[Data about app and page elements]
┏━━

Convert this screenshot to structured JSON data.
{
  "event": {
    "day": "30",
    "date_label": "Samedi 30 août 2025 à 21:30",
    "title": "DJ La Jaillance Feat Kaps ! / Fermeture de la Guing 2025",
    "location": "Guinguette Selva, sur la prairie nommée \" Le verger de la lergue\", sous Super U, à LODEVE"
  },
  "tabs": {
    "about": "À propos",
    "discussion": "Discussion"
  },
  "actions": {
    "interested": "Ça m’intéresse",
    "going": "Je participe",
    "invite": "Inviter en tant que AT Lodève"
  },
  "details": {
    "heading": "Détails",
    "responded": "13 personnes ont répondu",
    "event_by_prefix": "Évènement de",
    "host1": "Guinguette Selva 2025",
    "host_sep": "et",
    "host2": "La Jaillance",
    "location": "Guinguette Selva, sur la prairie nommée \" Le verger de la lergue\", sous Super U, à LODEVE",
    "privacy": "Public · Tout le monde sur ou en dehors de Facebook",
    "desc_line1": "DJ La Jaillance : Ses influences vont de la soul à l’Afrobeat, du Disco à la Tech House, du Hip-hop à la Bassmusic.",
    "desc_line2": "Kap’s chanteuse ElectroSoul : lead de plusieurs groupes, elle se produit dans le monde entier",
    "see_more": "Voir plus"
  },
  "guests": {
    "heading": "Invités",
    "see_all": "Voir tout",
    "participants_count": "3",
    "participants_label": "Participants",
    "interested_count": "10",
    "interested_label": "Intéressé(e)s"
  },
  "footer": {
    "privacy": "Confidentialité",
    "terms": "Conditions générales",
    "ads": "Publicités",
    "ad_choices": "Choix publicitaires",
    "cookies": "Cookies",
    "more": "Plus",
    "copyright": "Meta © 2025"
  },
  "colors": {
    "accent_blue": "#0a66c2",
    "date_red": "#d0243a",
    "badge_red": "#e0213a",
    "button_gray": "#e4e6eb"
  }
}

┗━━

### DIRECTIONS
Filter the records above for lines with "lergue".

### WRITTEN ANSWER
    "location": "Guinguette Selva, sur la prairie nommée \" Le verger de la lergue\", sous Super U, à LODEVE"
    "location": "Guinguette Selva, sur la prairie nommée \" Le verger de la lergue\", sous Super U, à LODEVE",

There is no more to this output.